▸ **WHAT THIS TASK INVOLVES**
In the listing below, how many lines carry the word "cues"? Reply with only the number.

▸ **RECORDS FOR THIS EXERCISE**
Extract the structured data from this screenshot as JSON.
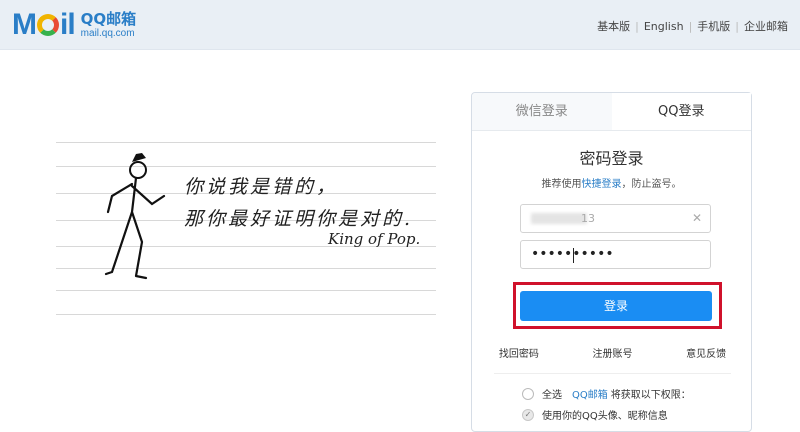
{
  "header": {
    "logo_main": "Mail",
    "logo_cn": "QQ邮箱",
    "logo_url": "mail.qq.com",
    "links": [
      "基本版",
      "English",
      "手机版",
      "企业邮箱"
    ]
  },
  "illustration": {
    "quote_line1": "你说我是错的，",
    "quote_line2": "那你最好证明你是对的.",
    "signature": "King of Pop."
  },
  "login_panel": {
    "tabs": [
      {
        "label": "微信登录",
        "active": false
      },
      {
        "label": "QQ登录",
        "active": true
      }
    ],
    "title": "密码登录",
    "subtitle_prefix": "推荐使用",
    "subtitle_link": "快捷登录",
    "subtitle_suffix": "，防止盗号。",
    "username_value": "13",
    "password_value": "••••••••••",
    "login_button": "登录",
    "links": [
      "找回密码",
      "注册账号",
      "意见反馈"
    ],
    "permissions": {
      "select_all": "全选",
      "app_name": "QQ邮箱",
      "grant_text": "将获取以下权限：",
      "item1": "使用你的QQ头像、昵称信息"
    }
  },
  "colors": {
    "accent": "#1a8df3",
    "highlight": "#d0112b",
    "brand": "#2a7ec7"
  }
}
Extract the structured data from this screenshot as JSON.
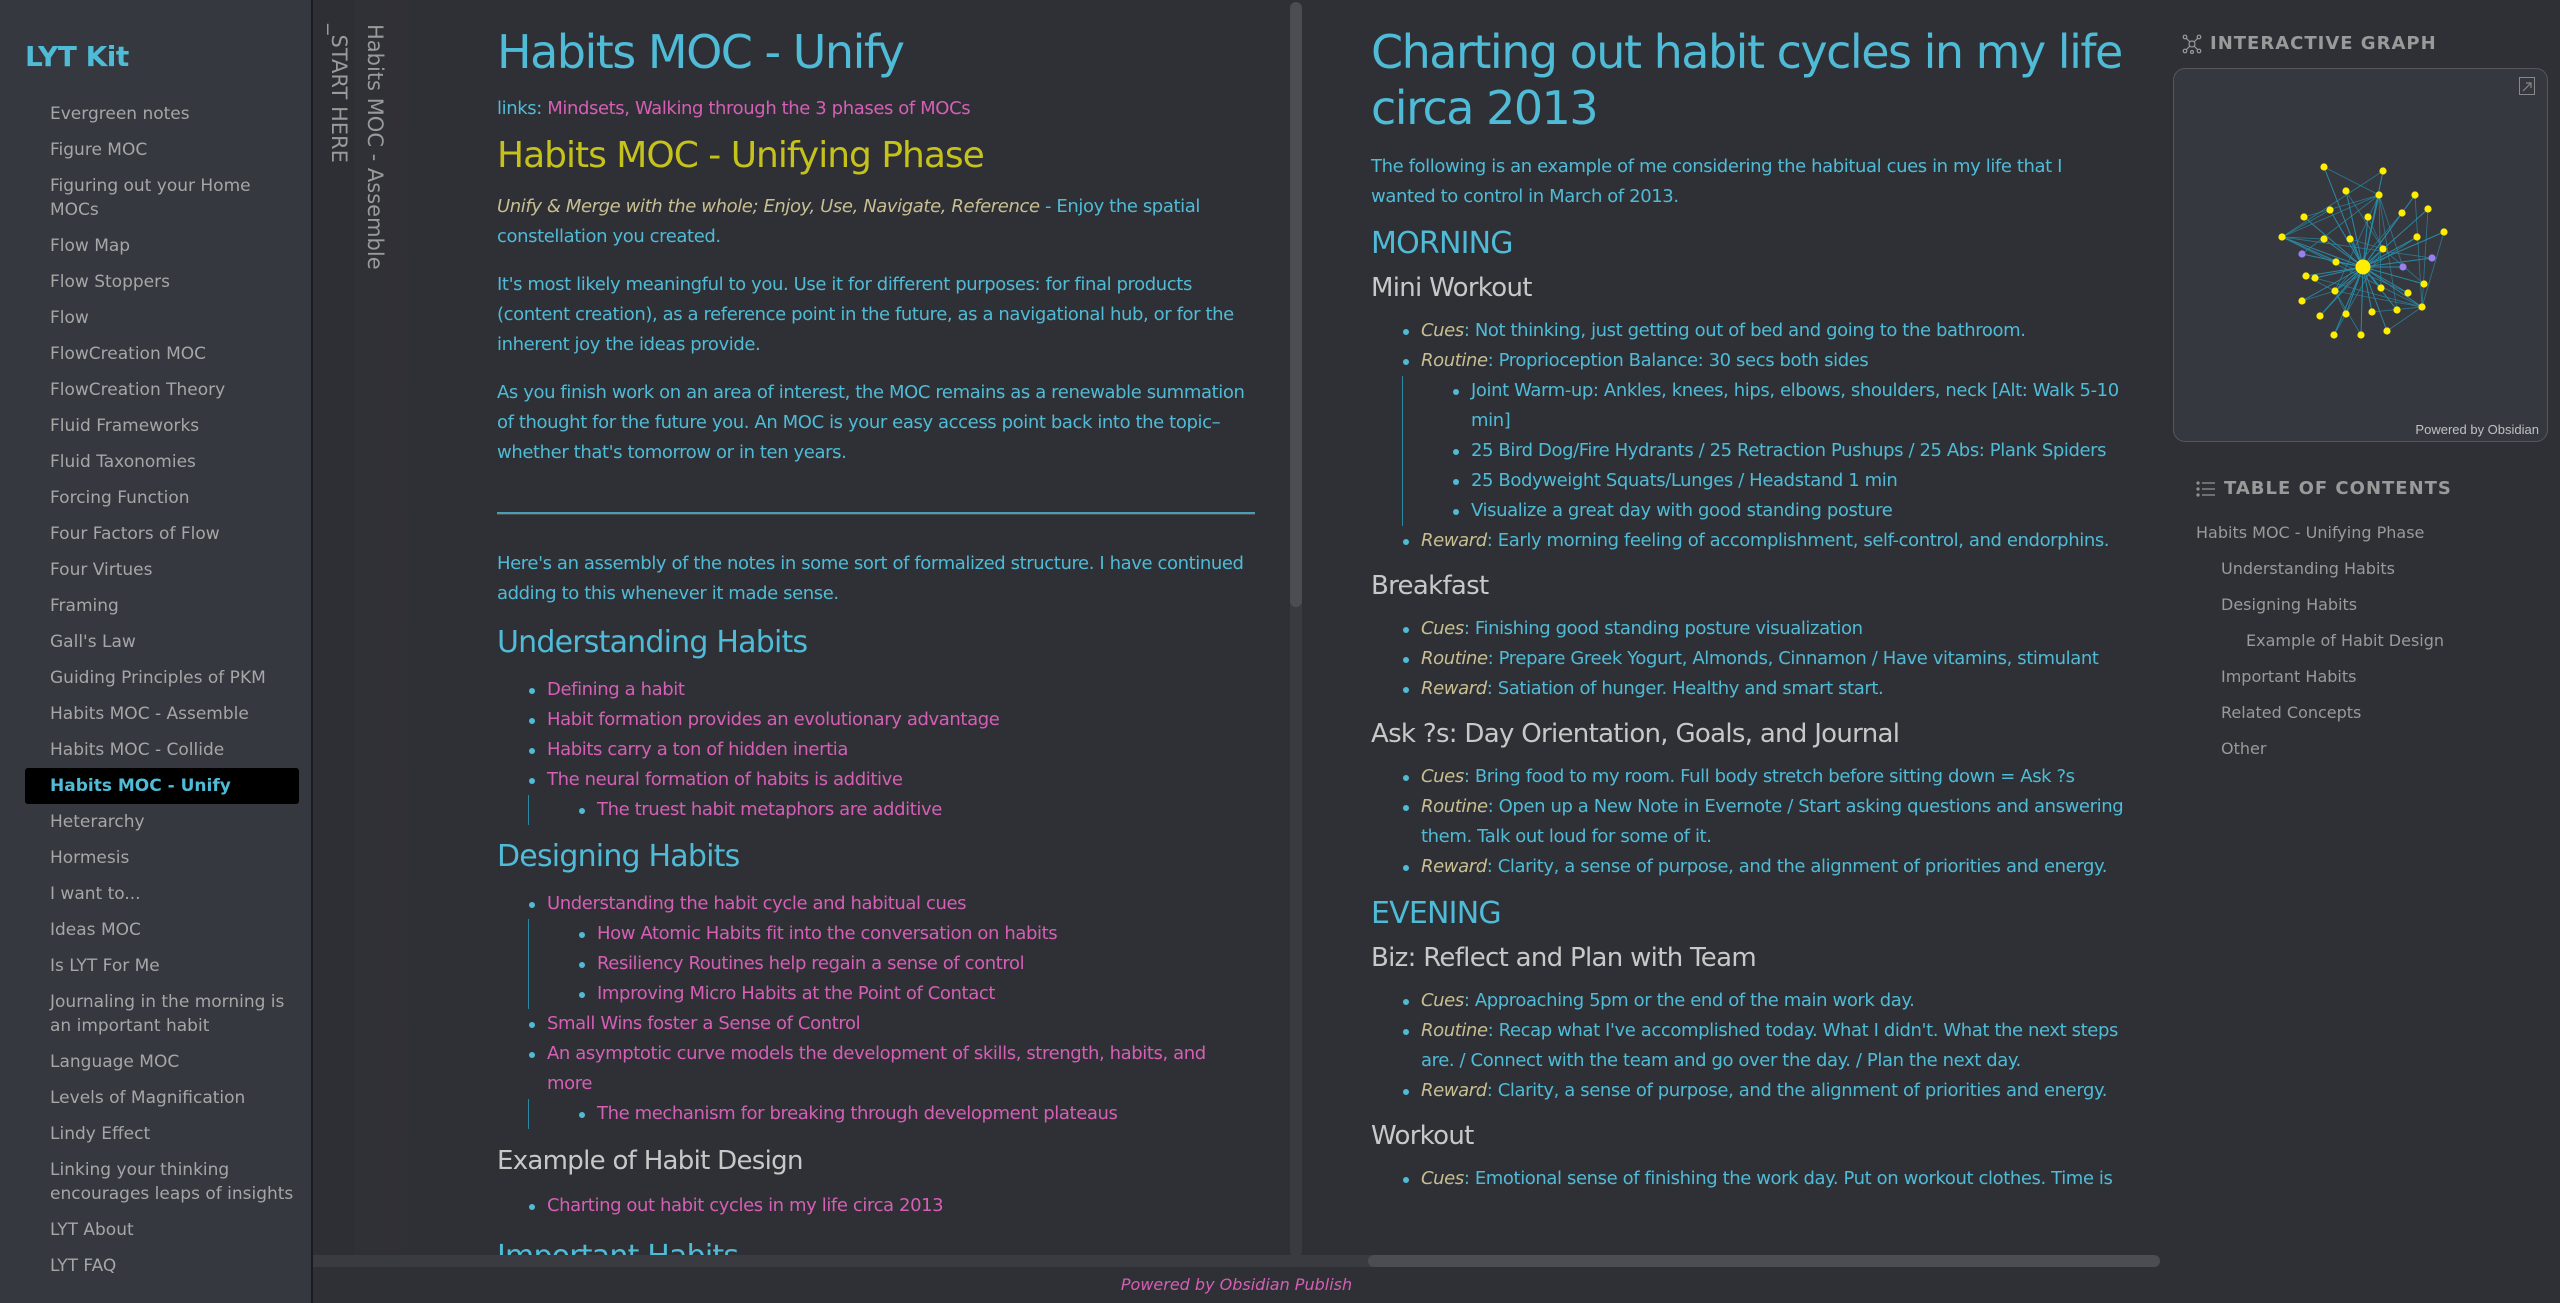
{
  "site": {
    "title": "LYT Kit"
  },
  "sidebar": {
    "items": [
      {
        "label": "Evergreen notes"
      },
      {
        "label": "Figure MOC"
      },
      {
        "label": "Figuring out your Home MOCs"
      },
      {
        "label": "Flow Map"
      },
      {
        "label": "Flow Stoppers"
      },
      {
        "label": "Flow"
      },
      {
        "label": "FlowCreation MOC"
      },
      {
        "label": "FlowCreation Theory"
      },
      {
        "label": "Fluid Frameworks"
      },
      {
        "label": "Fluid Taxonomies"
      },
      {
        "label": "Forcing Function"
      },
      {
        "label": "Four Factors of Flow"
      },
      {
        "label": "Four Virtues"
      },
      {
        "label": "Framing"
      },
      {
        "label": "Gall's Law"
      },
      {
        "label": "Guiding Principles of PKM"
      },
      {
        "label": "Habits MOC - Assemble"
      },
      {
        "label": "Habits MOC - Collide"
      },
      {
        "label": "Habits MOC - Unify",
        "active": true
      },
      {
        "label": "Heterarchy"
      },
      {
        "label": "Hormesis"
      },
      {
        "label": "I want to..."
      },
      {
        "label": "Ideas MOC"
      },
      {
        "label": "Is LYT For Me"
      },
      {
        "label": "Journaling in the morning is an important habit"
      },
      {
        "label": "Language MOC"
      },
      {
        "label": "Levels of Magnification"
      },
      {
        "label": "Lindy Effect"
      },
      {
        "label": "Linking your thinking encourages leaps of insights"
      },
      {
        "label": "LYT About"
      },
      {
        "label": "LYT FAQ"
      }
    ]
  },
  "spines": [
    {
      "label": "_START HERE"
    },
    {
      "label": "Habits MOC - Assemble"
    }
  ],
  "note1": {
    "title": "Habits MOC - Unify",
    "links_label": "links:",
    "links": [
      {
        "label": "Mindsets"
      },
      {
        "label": "Walking through the 3 phases of MOCs"
      }
    ],
    "heading": "Habits MOC - Unifying Phase",
    "intro_italic": "Unify & Merge with the whole; Enjoy, Use, Navigate, Reference",
    "intro_rest": " - Enjoy the spatial constellation you created.",
    "para1": "It's most likely meaningful to you. Use it for different purposes: for final products (content creation), as a reference point in the future, as a navigational hub, or for the inherent joy the ideas provide.",
    "para2": "As you finish work on an area of interest, the MOC remains as a renewable summation of thought for the future you. An MOC is your easy access point back into the topic–whether that's tomorrow or in ten years.",
    "para3": "Here's an assembly of the notes in some sort of formalized structure. I have continued adding to this whenever it made sense.",
    "sections": {
      "understanding": {
        "heading": "Understanding Habits",
        "items": [
          "Defining a habit",
          "Habit formation provides an evolutionary advantage",
          "Habits carry a ton of hidden inertia",
          "The neural formation of habits is additive"
        ],
        "sub": [
          "The truest habit metaphors are additive"
        ]
      },
      "designing": {
        "heading": "Designing Habits",
        "item1": "Understanding the habit cycle and habitual cues",
        "sub1": [
          "How Atomic Habits fit into the conversation on habits",
          "Resiliency Routines help regain a sense of control",
          "Improving Micro Habits at the Point of Contact"
        ],
        "item2": "Small Wins foster a Sense of Control",
        "item3": "An asymptotic curve models the development of skills, strength, habits, and more",
        "sub3": [
          "The mechanism for breaking through development plateaus"
        ]
      },
      "example": {
        "heading": "Example of Habit Design",
        "items": [
          "Charting out habit cycles in my life circa 2013"
        ]
      },
      "next_heading_partial": "Important Habits"
    }
  },
  "note2": {
    "title": "Charting out habit cycles in my life circa 2013",
    "intro": "The following is an example of me considering the habitual cues in my life that I wanted to control in March of 2013.",
    "labels": {
      "cues": "Cues",
      "routine": "Routine",
      "reward": "Reward"
    },
    "morning": {
      "heading": "MORNING",
      "mini_workout": {
        "heading": "Mini Workout",
        "cues": ": Not thinking, just getting out of bed and going to the bathroom.",
        "routine": ": Proprioception Balance: 30 secs both sides",
        "routine_sub": [
          "Joint Warm-up: Ankles, knees, hips, elbows, shoulders, neck [Alt: Walk 5-10 min]",
          "25 Bird Dog/Fire Hydrants / 25 Retraction Pushups / 25 Abs: Plank Spiders",
          "25 Bodyweight Squats/Lunges / Headstand 1 min",
          "Visualize a great day with good standing posture"
        ],
        "reward": ": Early morning feeling of accomplishment, self-control, and endorphins."
      },
      "breakfast": {
        "heading": "Breakfast",
        "cues": ": Finishing good standing posture visualization",
        "routine": ": Prepare Greek Yogurt, Almonds, Cinnamon / Have vitamins, stimulant",
        "reward": ": Satiation of hunger. Healthy and smart start."
      },
      "ask": {
        "heading": "Ask ?s: Day Orientation, Goals, and Journal",
        "cues": ": Bring food to my room. Full body stretch before sitting down = Ask ?s",
        "routine": ": Open up a New Note in Evernote / Start asking questions and answering them. Talk out loud for some of it.",
        "reward": ": Clarity, a sense of purpose, and the alignment of priorities and energy."
      }
    },
    "evening": {
      "heading": "EVENING",
      "biz": {
        "heading": "Biz: Reflect and Plan with Team",
        "cues": ": Approaching 5pm or the end of the main work day.",
        "routine": ": Recap what I've accomplished today. What I didn't. What the next steps are. / Connect with the team and go over the day. / Plan the next day.",
        "reward": ": Clarity, a sense of purpose, and the alignment of priorities and energy."
      },
      "workout": {
        "heading": "Workout",
        "cues": ": Emotional sense of finishing the work day. Put on workout clothes. Time is"
      }
    }
  },
  "footer": {
    "text": "Powered by Obsidian Publish"
  },
  "graph": {
    "title": "INTERACTIVE GRAPH",
    "powered": "Powered by Obsidian",
    "colors": {
      "node": "#ffee00",
      "unresolved": "#9b7ff0",
      "edge": "#2a8aa3"
    }
  },
  "toc": {
    "title": "TABLE OF CONTENTS",
    "items": [
      {
        "label": "Habits MOC - Unifying Phase",
        "level": 1
      },
      {
        "label": "Understanding Habits",
        "level": 2
      },
      {
        "label": "Designing Habits",
        "level": 2
      },
      {
        "label": "Example of Habit Design",
        "level": 3
      },
      {
        "label": "Important Habits",
        "level": 2
      },
      {
        "label": "Related Concepts",
        "level": 2
      },
      {
        "label": "Other",
        "level": 2
      }
    ]
  }
}
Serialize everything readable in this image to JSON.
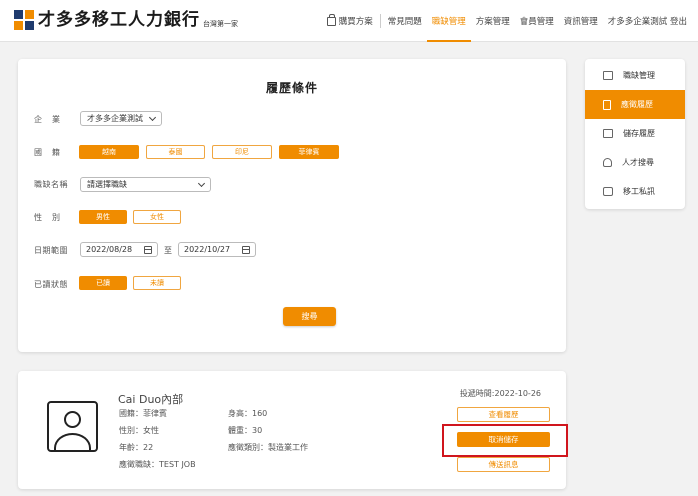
{
  "header": {
    "logo_text": "才多多移工人力銀行",
    "logo_sub": "台灣第一家",
    "nav": [
      "購買方案",
      "常見問題",
      "職缺管理",
      "方案管理",
      "會員管理",
      "資訊管理",
      "才多多企業測試 登出"
    ],
    "nav_active_index": 2
  },
  "search": {
    "title": "履歷條件",
    "company_label": "企業",
    "company_value": "才多多企業測試",
    "country_label": "國籍",
    "countries": [
      {
        "label": "越南",
        "selected": true
      },
      {
        "label": "泰國",
        "selected": false
      },
      {
        "label": "印尼",
        "selected": false
      },
      {
        "label": "菲律賓",
        "selected": true
      }
    ],
    "job_label": "職缺名稱",
    "job_value": "請選擇職缺",
    "gender_label": "性別",
    "genders": [
      {
        "label": "男性",
        "selected": true
      },
      {
        "label": "女性",
        "selected": false
      }
    ],
    "date_label": "日期範圍",
    "date_from": "2022/08/28",
    "date_to_label": "至",
    "date_to": "2022/10/27",
    "read_label": "已讀狀態",
    "read_states": [
      {
        "label": "已讀",
        "selected": true
      },
      {
        "label": "未讀",
        "selected": false
      }
    ],
    "search_button": "搜尋"
  },
  "sidebar": {
    "items": [
      {
        "label": "職缺管理",
        "icon": "briefcase-icon",
        "active": false
      },
      {
        "label": "應徵履歷",
        "icon": "document-icon",
        "active": true
      },
      {
        "label": "儲存履歷",
        "icon": "folder-icon",
        "active": false
      },
      {
        "label": "人才搜尋",
        "icon": "user-search-icon",
        "active": false
      },
      {
        "label": "移工私訊",
        "icon": "message-icon",
        "active": false
      }
    ]
  },
  "result": {
    "name": "Cai Duo內部",
    "post_time": "投遞時間:2022-10-26",
    "nationality": "國籍：菲律賓",
    "gender": "性別：女性",
    "age": "年齡：22",
    "applied_job": "應徵職缺：TEST JOB",
    "height": "身高：160",
    "weight": "體重：30",
    "job_category": "應徵類別：製造業工作",
    "buttons": {
      "view": "查看履歷",
      "unsave": "取消儲存",
      "message": "傳送訊息"
    }
  },
  "colors": {
    "accent": "#f08c00",
    "highlight": "#d0151d",
    "logo_navy": "#1f3b6e"
  }
}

▸ **RESULT**
8